Geographically centered between the Grain Belt of the Midwest and the Cotton Belt of the Deep South, Tennessee was destined to be a major battlefield, supply center, transportation hub and invasion route for both the Union and Confederate armies. Unavoidably, Tennessee became a focal point of the Civil War. The state generated large quantities of supplies for a fighting force including wheat, corn, hay, beef, and bacon. Tennessee’s overall location made it a political hotbed, particularly in East Tennessee, which voted to remain with the Union, while the rest of the state chose to join the new Confederate States of America. Armies specifically targeted the city of Chattanooga because of its location as the “Gateway to the South.” Chattanooga was the railroad center of the Western Theater with trains reaching every part of the United States. The Union Army considered Chattanooga the last stronghold of the south, protecting the jewel city, Atlanta. Once Chattanooga fell, General Sherman marched toward Atlanta launching his renowned “march to the sea” and destroying any southern chance of winning.
The war disrupted and impacted the people of Tennessee in ways that are almost unimaginable. This traveling exhibition researched and developed by the Tennessee State Museum focuses on individual Tennesseans and will highlight the personal stories of common people surviving in the most trying and sometimes most jubilant of times. Most Civil War stories speak of the life of soldiers and conflicts that surrounded them. Meanwhile on the Tennessee home front, civilian life, especially in the rural areas, suffered immensely. Crops and farms were destroyed and livestock confiscated. Towns and cities faced the uneasy and unfamiliar aspect of occupation by Union or Confederate armies.
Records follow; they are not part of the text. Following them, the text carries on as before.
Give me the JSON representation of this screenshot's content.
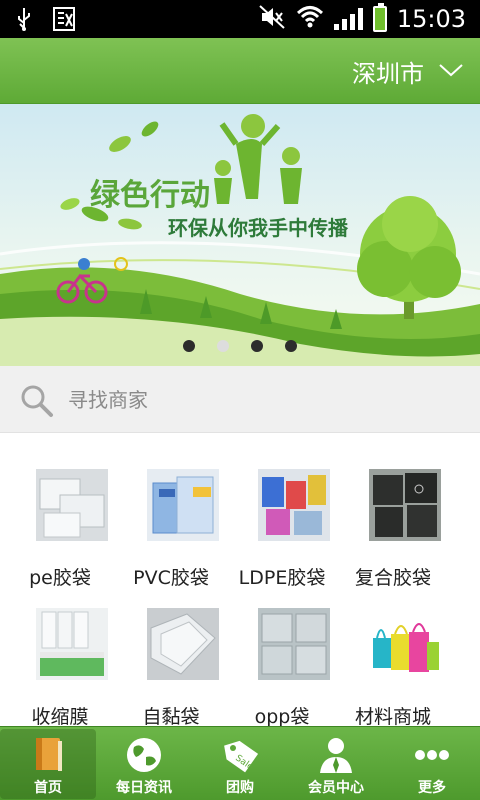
{
  "status_bar": {
    "time": "15:03"
  },
  "header": {
    "city": "深圳市"
  },
  "banner": {
    "title": "绿色行动",
    "subtitle": "环保从你我手中传播",
    "pages": 4,
    "active_page": 2
  },
  "search": {
    "placeholder": "寻找商家"
  },
  "categories": [
    {
      "label": "pe胶袋"
    },
    {
      "label": "PVC胶袋"
    },
    {
      "label": "LDPE胶袋"
    },
    {
      "label": "复合胶袋"
    },
    {
      "label": "收缩膜"
    },
    {
      "label": "自黏袋"
    },
    {
      "label": "opp袋"
    },
    {
      "label": "材料商城"
    }
  ],
  "tabs": [
    {
      "label": "首页",
      "icon": "book-icon"
    },
    {
      "label": "每日资讯",
      "icon": "globe-icon"
    },
    {
      "label": "团购",
      "icon": "sale-tag-icon"
    },
    {
      "label": "会员中心",
      "icon": "member-icon"
    },
    {
      "label": "更多",
      "icon": "more-icon"
    }
  ],
  "colors": {
    "brand_green": "#5eaa36",
    "tab_green": "#4e9a2d"
  }
}
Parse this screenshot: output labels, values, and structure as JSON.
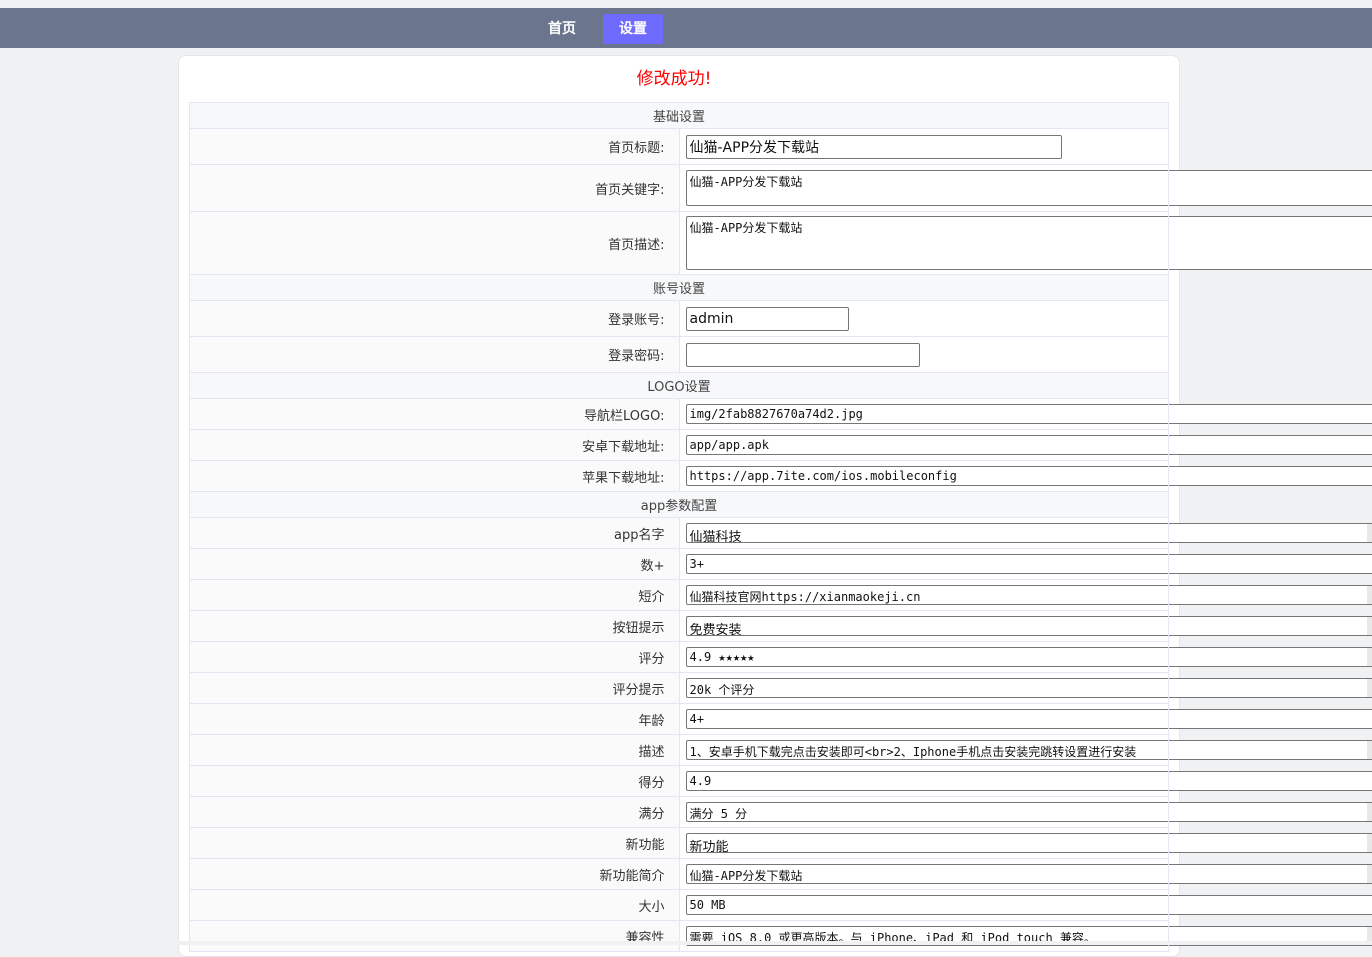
{
  "nav": {
    "home_label": "首页",
    "settings_label": "设置",
    "active_color": "#6f6bff",
    "bar_color": "#6b758e"
  },
  "message": "修改成功!",
  "sections": {
    "basic": "基础设置",
    "account": "账号设置",
    "logo": "LOGO设置",
    "app": "app参数配置"
  },
  "basic": {
    "title_label": "首页标题:",
    "title_value": "仙猫-APP分发下载站",
    "keywords_label": "首页关键字:",
    "keywords_value": "仙猫-APP分发下载站",
    "desc_label": "首页描述:",
    "desc_value": "仙猫-APP分发下载站"
  },
  "account": {
    "username_label": "登录账号:",
    "username_value": "admin",
    "password_label": "登录密码:",
    "password_value": ""
  },
  "logo": {
    "nav_logo_label": "导航栏LOGO:",
    "nav_logo_value": "img/2fab8827670a74d2.jpg",
    "android_label": "安卓下载地址:",
    "android_value": "app/app.apk",
    "ios_label": "苹果下载地址:",
    "ios_value": "https://app.7ite.com/ios.mobileconfig"
  },
  "app": {
    "name_label": "app名字",
    "name_value": "仙猫科技",
    "count_label": "数+",
    "count_value": "3+",
    "intro_label": "短介",
    "intro_value": "仙猫科技官网https://xianmaokeji.cn",
    "button_label": "按钮提示",
    "button_value": "免费安装",
    "rating_label": "评分",
    "rating_value": "4.9 ★★★★★",
    "rating_tip_label": "评分提示",
    "rating_tip_value": "20k 个评分",
    "age_label": "年龄",
    "age_value": "4+",
    "desc_label": "描述",
    "desc_value": "1、安卓手机下载完点击安装即可<br>2、Iphone手机点击安装完跳转设置进行安装",
    "score_label": "得分",
    "score_value": "4.9",
    "full_label": "满分",
    "full_value": "满分 5 分",
    "feature_label": "新功能",
    "feature_value": "新功能",
    "feature_intro_label": "新功能简介",
    "feature_intro_value": "仙猫-APP分发下载站",
    "size_label": "大小",
    "size_value": "50 MB",
    "compat_label": "兼容性",
    "compat_value": "需要 iOS 8.0 或更高版本。与 iPhone、iPad 和 iPod touch 兼容。"
  }
}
Common People in Uncommon Times highlight the men and women on the home front, in battle, and in the political arena through photographs and archival materials from this pivotal point in American history. The lives of John fielder, a store keeper; Cate Carney, a defiant secessionist; and C.A. Haun a potter are just a few that will be explored during this traveling exhibition.
Common People in Uncommon Times: The Civil War Experience in Tennessee is sponsored by Cooke's Food Stores and Pharmacy in conjunction with the Tennessee State Museum as part of the the Sesquicentennial of the Civil War in Tennessee.